He said, “well, let me go inside and see what I can find.” I smiled when I noticed that I was crossing my fingers.
After a few minutes, he came out with a folder, and looked very pleased with himself. He looked through it and said, “It looks like their name was McGrath. Earl and Mildred McGrath.” I asked if there was any mention of the children’s names. He shook his head and said, “No.”
I thanked him for the lemonade and the information and started walking away. As I turned and waved goodbye, Samwell said, “good luck to you. You seem like a nice person and I hope you find what you’re looking for.”
So did I.
As Dawn and I walked, I recounted my thoughts out loud to her. “I know that two of the children in the painting were boys, and although I don’t know their Christian names, surely they would carry the McGrath surname, wouldn’t you think?” Dawn agreed and offered her own take. “I think the question is; are they still in the area?”
Phone books were a thing of the past and although, as I said, everyone’s life and personal information is available online, I was thinking that it might require yet another private investigator expense, and I wasn’t sure it would be worth it. Dawn and I agreed that I should more or less put that idea on hold for the time being.

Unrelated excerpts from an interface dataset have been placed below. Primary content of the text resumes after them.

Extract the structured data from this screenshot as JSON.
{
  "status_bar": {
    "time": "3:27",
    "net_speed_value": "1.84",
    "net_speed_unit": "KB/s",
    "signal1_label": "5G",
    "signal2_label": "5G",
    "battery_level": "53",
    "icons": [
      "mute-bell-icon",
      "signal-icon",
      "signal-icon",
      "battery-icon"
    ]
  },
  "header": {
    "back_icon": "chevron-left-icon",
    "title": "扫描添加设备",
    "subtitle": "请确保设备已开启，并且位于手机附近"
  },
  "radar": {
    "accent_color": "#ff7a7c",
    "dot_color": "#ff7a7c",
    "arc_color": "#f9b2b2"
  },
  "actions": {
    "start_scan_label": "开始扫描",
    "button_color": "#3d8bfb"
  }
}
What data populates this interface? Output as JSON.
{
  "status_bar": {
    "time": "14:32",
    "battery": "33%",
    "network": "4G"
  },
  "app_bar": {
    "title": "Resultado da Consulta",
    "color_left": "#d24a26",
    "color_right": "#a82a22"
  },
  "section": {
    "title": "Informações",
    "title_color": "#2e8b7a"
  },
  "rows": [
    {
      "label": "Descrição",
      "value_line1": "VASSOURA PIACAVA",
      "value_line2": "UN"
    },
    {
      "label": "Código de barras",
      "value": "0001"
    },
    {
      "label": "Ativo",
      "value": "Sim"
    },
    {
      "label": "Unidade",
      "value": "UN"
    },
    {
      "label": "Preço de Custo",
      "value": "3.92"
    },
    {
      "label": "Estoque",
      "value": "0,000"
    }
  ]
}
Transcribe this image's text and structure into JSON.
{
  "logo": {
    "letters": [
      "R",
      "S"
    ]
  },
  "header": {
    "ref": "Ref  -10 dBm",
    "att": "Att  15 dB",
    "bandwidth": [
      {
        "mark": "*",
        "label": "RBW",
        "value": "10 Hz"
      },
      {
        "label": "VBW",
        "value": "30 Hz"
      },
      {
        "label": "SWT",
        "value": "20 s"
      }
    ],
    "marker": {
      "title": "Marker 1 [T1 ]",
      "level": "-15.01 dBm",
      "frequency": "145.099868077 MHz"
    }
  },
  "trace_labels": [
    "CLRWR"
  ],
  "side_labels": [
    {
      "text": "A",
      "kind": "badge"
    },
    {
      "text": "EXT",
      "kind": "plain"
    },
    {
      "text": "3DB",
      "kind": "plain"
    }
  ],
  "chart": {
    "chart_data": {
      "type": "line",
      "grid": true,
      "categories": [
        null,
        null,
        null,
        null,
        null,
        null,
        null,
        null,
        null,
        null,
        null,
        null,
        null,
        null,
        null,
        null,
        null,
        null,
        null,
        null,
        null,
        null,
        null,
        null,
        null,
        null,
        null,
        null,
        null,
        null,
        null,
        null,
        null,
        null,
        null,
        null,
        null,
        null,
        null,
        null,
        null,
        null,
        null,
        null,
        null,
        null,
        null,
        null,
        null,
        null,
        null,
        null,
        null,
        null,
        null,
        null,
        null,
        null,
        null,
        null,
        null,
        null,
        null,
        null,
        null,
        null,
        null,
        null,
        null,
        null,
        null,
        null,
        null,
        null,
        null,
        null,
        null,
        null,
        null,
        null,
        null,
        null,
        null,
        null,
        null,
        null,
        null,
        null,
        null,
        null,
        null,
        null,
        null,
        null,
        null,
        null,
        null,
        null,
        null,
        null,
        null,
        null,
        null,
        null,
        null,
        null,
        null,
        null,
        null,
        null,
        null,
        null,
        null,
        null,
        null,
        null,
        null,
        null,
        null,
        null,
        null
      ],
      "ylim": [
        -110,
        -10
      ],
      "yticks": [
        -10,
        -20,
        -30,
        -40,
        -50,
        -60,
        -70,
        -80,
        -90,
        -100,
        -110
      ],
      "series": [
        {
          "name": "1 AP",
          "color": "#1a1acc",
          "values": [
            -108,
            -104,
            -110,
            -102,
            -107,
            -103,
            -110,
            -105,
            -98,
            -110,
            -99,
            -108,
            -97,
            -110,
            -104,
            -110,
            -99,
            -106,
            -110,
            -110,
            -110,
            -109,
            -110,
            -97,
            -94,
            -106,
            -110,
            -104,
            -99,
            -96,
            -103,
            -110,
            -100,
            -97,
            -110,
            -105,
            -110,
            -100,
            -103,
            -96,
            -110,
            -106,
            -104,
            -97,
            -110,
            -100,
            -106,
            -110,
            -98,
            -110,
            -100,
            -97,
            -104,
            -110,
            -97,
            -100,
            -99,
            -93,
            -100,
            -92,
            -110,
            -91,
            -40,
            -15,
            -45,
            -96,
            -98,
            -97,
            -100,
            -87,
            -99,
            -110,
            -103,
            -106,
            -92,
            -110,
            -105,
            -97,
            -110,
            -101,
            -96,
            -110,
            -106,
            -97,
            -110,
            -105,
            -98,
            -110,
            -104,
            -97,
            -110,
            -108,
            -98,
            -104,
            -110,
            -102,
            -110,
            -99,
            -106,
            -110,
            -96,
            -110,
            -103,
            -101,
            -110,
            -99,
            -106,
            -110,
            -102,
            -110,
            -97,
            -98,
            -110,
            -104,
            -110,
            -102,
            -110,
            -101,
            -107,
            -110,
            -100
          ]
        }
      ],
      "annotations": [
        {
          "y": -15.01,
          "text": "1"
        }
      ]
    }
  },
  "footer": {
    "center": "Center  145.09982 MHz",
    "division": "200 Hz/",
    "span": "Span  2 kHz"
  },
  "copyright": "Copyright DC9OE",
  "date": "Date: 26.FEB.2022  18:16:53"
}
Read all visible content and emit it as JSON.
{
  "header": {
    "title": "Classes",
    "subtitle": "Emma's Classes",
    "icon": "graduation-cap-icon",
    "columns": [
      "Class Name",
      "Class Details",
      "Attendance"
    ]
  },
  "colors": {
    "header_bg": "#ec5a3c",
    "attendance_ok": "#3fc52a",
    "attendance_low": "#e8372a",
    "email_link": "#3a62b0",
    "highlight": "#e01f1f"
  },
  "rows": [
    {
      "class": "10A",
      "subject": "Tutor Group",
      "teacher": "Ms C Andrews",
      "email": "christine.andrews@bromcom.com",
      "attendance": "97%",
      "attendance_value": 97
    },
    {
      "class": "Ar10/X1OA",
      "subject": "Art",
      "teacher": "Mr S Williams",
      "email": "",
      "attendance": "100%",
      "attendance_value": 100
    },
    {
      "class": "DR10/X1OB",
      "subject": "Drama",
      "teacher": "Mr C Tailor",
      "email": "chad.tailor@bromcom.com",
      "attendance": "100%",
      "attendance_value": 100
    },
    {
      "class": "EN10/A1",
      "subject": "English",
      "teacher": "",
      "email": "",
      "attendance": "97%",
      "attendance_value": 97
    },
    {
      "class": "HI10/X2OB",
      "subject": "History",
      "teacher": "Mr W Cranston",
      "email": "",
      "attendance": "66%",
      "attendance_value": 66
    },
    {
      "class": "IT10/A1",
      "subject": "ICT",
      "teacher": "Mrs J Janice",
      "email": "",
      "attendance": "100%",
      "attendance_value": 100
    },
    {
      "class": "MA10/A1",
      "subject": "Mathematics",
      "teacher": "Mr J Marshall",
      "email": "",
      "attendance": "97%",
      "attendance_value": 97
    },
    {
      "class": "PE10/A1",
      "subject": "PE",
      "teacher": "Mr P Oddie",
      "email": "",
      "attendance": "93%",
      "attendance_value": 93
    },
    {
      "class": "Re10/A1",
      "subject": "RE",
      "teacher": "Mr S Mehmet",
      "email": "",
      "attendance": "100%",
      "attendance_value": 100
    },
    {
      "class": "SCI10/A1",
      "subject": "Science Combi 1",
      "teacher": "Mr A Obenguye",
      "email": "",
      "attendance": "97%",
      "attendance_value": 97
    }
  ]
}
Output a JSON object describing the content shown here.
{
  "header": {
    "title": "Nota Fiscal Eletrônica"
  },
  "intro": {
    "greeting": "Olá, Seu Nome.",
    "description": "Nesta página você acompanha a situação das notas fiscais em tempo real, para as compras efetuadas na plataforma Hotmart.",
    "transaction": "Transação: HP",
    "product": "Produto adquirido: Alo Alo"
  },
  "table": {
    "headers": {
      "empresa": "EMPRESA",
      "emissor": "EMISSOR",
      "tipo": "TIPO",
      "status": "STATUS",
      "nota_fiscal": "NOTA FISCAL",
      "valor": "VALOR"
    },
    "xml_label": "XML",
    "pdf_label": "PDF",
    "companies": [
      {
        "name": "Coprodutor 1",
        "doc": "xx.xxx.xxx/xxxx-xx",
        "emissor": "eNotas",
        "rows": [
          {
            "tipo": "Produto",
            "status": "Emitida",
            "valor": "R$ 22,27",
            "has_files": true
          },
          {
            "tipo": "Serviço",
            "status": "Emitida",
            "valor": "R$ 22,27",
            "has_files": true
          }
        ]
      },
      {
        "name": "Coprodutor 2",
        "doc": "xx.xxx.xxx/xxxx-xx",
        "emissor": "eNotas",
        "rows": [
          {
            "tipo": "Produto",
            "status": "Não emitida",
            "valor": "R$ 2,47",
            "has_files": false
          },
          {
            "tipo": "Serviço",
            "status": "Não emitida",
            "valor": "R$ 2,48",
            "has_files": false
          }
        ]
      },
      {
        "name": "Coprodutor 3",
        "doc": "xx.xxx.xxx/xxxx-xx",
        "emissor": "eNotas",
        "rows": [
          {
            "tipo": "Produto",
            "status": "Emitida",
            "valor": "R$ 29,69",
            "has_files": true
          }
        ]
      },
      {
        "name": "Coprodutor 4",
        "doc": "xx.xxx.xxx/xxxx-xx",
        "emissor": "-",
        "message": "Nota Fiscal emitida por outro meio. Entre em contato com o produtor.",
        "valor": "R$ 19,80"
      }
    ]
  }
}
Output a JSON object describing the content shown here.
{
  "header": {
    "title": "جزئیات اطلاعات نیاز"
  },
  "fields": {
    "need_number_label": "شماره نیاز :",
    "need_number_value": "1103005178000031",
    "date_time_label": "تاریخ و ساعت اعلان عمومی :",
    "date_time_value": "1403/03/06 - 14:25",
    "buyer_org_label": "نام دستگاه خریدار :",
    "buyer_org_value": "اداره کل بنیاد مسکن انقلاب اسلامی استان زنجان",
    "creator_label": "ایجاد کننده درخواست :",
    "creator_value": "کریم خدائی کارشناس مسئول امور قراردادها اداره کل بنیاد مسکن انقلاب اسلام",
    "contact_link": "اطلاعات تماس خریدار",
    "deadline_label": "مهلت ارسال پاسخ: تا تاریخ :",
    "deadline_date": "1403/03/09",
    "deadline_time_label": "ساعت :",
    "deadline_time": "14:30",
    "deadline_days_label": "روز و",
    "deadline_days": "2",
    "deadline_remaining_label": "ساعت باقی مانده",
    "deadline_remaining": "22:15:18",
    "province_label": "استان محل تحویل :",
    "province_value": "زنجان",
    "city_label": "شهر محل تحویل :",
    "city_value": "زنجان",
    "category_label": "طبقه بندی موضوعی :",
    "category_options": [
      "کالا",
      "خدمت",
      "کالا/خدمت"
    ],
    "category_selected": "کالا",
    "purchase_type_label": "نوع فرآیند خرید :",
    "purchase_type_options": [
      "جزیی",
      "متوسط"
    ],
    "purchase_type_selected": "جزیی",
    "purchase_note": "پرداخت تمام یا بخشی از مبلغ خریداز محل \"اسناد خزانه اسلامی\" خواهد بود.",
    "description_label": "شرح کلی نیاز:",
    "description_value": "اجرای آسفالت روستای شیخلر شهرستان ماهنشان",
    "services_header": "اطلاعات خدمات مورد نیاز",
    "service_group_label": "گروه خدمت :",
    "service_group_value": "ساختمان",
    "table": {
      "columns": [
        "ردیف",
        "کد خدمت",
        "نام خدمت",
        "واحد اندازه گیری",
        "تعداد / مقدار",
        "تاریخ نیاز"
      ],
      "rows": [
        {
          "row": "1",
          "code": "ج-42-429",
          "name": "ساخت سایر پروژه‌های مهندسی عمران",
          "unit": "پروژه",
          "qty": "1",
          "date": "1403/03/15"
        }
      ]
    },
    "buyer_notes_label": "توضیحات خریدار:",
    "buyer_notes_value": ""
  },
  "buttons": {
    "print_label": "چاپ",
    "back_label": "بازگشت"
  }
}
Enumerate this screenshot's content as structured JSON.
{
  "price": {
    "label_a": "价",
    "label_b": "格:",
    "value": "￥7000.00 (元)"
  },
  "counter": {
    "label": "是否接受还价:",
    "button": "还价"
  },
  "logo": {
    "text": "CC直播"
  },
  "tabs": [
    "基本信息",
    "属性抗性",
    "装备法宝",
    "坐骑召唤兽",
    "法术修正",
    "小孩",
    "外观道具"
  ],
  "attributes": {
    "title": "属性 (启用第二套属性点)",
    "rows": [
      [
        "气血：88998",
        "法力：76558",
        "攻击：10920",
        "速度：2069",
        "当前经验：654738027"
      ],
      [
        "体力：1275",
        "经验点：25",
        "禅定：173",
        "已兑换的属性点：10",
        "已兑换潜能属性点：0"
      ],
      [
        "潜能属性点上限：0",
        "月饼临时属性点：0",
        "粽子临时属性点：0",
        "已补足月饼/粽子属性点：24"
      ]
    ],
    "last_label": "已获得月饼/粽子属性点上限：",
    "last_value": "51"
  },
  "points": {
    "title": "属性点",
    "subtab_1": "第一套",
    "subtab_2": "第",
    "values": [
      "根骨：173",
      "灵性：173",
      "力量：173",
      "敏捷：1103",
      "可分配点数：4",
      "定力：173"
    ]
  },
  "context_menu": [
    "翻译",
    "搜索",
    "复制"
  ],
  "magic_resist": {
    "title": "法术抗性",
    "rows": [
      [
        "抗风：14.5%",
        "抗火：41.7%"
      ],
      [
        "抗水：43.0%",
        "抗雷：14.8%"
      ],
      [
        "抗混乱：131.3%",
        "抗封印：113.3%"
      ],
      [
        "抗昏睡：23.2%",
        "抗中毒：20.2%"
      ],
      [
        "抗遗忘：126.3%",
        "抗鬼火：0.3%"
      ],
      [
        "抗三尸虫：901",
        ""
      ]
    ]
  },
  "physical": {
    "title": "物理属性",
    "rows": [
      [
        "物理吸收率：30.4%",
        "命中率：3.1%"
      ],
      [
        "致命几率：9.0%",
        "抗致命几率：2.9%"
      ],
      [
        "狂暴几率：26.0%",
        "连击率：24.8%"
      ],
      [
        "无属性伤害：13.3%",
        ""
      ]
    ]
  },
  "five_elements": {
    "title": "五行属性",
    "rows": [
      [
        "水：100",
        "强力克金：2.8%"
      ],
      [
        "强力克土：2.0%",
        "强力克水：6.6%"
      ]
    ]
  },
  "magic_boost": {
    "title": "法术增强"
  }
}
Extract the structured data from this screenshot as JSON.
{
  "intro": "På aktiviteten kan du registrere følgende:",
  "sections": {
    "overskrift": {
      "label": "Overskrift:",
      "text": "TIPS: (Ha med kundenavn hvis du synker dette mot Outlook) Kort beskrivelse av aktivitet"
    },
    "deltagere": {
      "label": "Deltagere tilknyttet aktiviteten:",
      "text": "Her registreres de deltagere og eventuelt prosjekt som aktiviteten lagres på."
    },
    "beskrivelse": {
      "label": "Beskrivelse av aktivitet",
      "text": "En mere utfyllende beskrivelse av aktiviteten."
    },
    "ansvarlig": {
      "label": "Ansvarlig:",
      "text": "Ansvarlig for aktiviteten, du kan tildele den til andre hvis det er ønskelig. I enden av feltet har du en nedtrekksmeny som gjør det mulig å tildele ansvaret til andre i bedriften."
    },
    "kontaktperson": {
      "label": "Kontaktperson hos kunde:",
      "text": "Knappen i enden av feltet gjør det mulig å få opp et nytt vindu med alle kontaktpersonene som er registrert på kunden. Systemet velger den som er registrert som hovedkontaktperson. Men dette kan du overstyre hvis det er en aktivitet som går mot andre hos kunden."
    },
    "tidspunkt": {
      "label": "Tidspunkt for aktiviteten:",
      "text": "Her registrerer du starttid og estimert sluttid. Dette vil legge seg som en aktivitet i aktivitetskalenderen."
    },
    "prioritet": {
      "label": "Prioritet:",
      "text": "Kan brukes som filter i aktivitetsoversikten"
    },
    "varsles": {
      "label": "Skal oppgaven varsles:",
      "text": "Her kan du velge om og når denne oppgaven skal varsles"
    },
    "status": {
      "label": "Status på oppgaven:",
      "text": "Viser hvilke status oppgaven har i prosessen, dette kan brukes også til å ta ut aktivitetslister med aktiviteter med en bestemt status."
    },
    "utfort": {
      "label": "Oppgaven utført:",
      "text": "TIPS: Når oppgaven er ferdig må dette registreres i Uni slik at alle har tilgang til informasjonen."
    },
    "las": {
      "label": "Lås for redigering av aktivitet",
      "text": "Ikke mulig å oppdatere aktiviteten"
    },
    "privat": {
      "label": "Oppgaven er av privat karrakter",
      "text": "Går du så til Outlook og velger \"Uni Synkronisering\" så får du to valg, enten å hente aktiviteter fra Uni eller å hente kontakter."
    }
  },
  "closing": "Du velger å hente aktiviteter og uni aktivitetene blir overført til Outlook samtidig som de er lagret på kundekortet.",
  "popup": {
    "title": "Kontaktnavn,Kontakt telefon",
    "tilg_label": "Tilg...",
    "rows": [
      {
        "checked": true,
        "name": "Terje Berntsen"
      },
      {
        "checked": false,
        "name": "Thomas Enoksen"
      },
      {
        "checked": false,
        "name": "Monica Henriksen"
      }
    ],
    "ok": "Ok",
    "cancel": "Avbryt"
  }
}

I laughed as I told her about the rude man I called “Mr. Nasty,” who lived in the house that had belonged to Katys’ grandmother. “Maybe we could go down there and threaten him,” I jokingly said. Dawn was quick to answer, “maybe I could tell him that I would put a curse on him if he didn’t tell us everything he knew, or better yet, maybe I could tell him that I knew a Voodoo high priestess who would put a curse on him if he didn’t tell us everything he knew.”
We were still laughing when we got back to our respective houses. Suddenly, as if a lightning bolt struck, I looked at Dawn and said, “what if those weren’t their children? What if they were their grandchildren? Or what if they were one of those couples who couldn’t have children, so they just had some painted?” I thought I was going to go into orbit.
Trying hard not to laugh, Dawn was trying to calm me down. She softly said, “why don’t we do what you wanted to do in the first place? Why don’t we look for anyone named McGrath and whatever we find or don’t find, we’ll deal with. We’ll start searching again tomorrow morning. How does that sound?”
I agreed and thanked her for going with me. Walking up to the front of my house, once again, my mind was racing. I began talking to myself, and I really didn’t care if anyone saw me, but I feared had the men in the white coats been close, they might have snatched me up before I could get inside.
Miss Mabel was gone. Samwell didn’t really know anything that would help, and “Mr. Nasty” struck me as a cantankerous old man who, if he did know anything, wouldn’t tell me out of pure spitefulness.
I still wasn’t quite ready to admit failure, but I was close.
That afternoon, I sat down in my favorite chair with a cup of freshly brewed tea, and just stared out the window, almost in a hypnotic trance. It took a few minutes for me to realize that I was staring at a woman, standing in front of my house. Somehow, instinctively, I knew the woman was Katy.
I jumped up and ran to the door. I turned the knob but the damn door was stuck. I was pulling, kicking, cursing, crying and screaming for it to open, but it wouldn’t budge.
I was yelling to Katy, begging her not to leave; begging her to wait for me. Suddenly, the knob turned and the door finally opened.
To be continued________________